*Description of the task*. The entries below should be quoted exactly, with no pictures carried over.

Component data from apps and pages
========================================================================
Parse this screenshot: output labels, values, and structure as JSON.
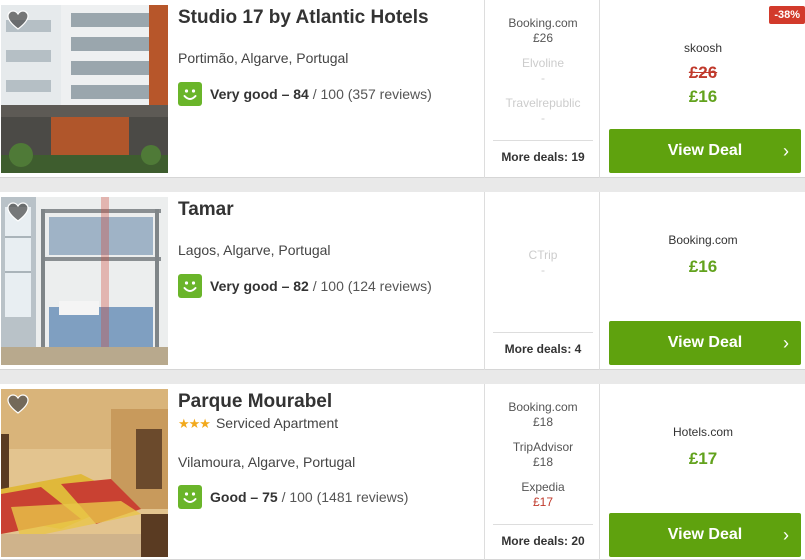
{
  "hotels": [
    {
      "name": "Studio 17 by Atlantic Hotels",
      "location": "Portimão, Algarve, Portugal",
      "rating_label": "Very good – 84",
      "rating_rest": " / 100 (357 reviews)",
      "deals": [
        {
          "site": "Booking.com",
          "price": "£26"
        },
        {
          "site": "Elvoline",
          "price": "-"
        },
        {
          "site": "Travelrepublic",
          "price": "-"
        }
      ],
      "more_deals": "More deals: 19",
      "best_site": "skoosh",
      "old_price": "£26",
      "price": "£16",
      "discount": "-38%",
      "button": "View Deal"
    },
    {
      "name": "Tamar",
      "location": "Lagos, Algarve, Portugal",
      "rating_label": "Very good – 82",
      "rating_rest": " / 100 (124 reviews)",
      "deals": [
        {
          "site": "CTrip",
          "price": "-"
        }
      ],
      "more_deals": "More deals: 4",
      "best_site": "Booking.com",
      "price": "£16",
      "button": "View Deal"
    },
    {
      "name": "Parque Mourabel",
      "stars": "★★★",
      "category": "Serviced Apartment",
      "location": "Vilamoura, Algarve, Portugal",
      "rating_label": "Good – 75",
      "rating_rest": " / 100 (1481 reviews)",
      "deals": [
        {
          "site": "Booking.com",
          "price": "£18"
        },
        {
          "site": "TripAdvisor",
          "price": "£18"
        },
        {
          "site": "Expedia",
          "price": "£17"
        }
      ],
      "more_deals": "More deals: 20",
      "best_site": "Hotels.com",
      "price": "£17",
      "button": "View Deal"
    }
  ],
  "icons": {
    "favorite": "heart-icon",
    "rating": "smiley-icon",
    "button": "chevron-right-icon"
  },
  "colors": {
    "rating_green": "#6ab52a",
    "price_green": "#62a21d",
    "button_green": "#5fa20e",
    "discount_red": "#d23a2b"
  }
}
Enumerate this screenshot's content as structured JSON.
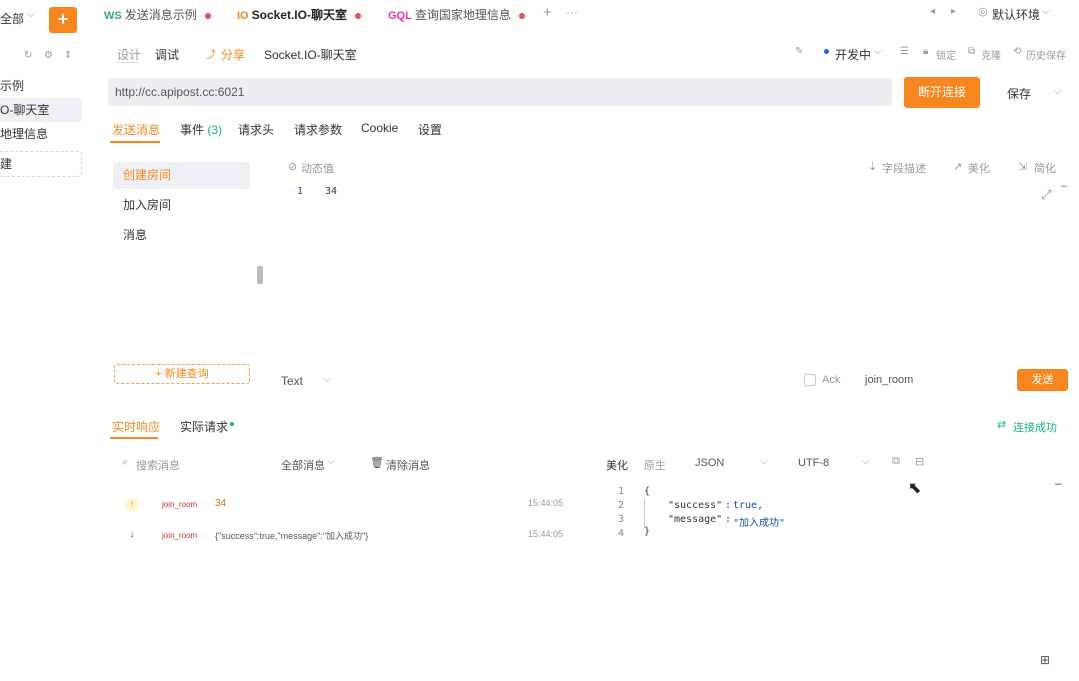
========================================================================
*Response area*.
Parse this screenshot: output labels, values, and structure as JSON.
{
  "hotels": [
    {
      "name": "Studio 17 by Atlantic Hotels",
      "location": "Portimão, Algarve, Portugal",
      "rating_label": "Very good – 84",
      "rating_rest": " / 100 (357 reviews)",
      "deals": [
        {
          "site": "Booking.com",
          "price": "£26"
        },
        {
          "site": "Elvoline",
          "price": "-"
        },
        {
          "site": "Travelrepublic",
          "price": "-"
        }
      ],
      "more_deals": "More deals: 19",
      "best_site": "skoosh",
      "old_price": "£26",
      "price": "£16",
      "discount": "-38%",
      "button": "View Deal"
    },
    {
      "name": "Tamar",
      "location": "Lagos, Algarve, Portugal",
      "rating_label": "Very good – 82",
      "rating_rest": " / 100 (124 reviews)",
      "deals": [
        {
          "site": "CTrip",
          "price": "-"
        }
      ],
      "more_deals": "More deals: 4",
      "best_site": "Booking.com",
      "price": "£16",
      "button": "View Deal"
    },
    {
      "name": "Parque Mourabel",
      "stars": "★★★",
      "category": "Serviced Apartment",
      "location": "Vilamoura, Algarve, Portugal",
      "rating_label": "Good – 75",
      "rating_rest": " / 100 (1481 reviews)",
      "deals": [
        {
          "site": "Booking.com",
          "price": "£18"
        },
        {
          "site": "TripAdvisor",
          "price": "£18"
        },
        {
          "site": "Expedia",
          "price": "£17"
        }
      ],
      "more_deals": "More deals: 20",
      "best_site": "Hotels.com",
      "price": "£17",
      "button": "View Deal"
    }
  ],
  "icons": {
    "favorite": "heart-icon",
    "rating": "smiley-icon",
    "button": "chevron-right-icon"
  },
  "colors": {
    "rating_green": "#6ab52a",
    "price_green": "#62a21d",
    "button_green": "#5fa20e",
    "discount_red": "#d23a2b"
  }
}
Enumerate this screenshot's content as structured JSON.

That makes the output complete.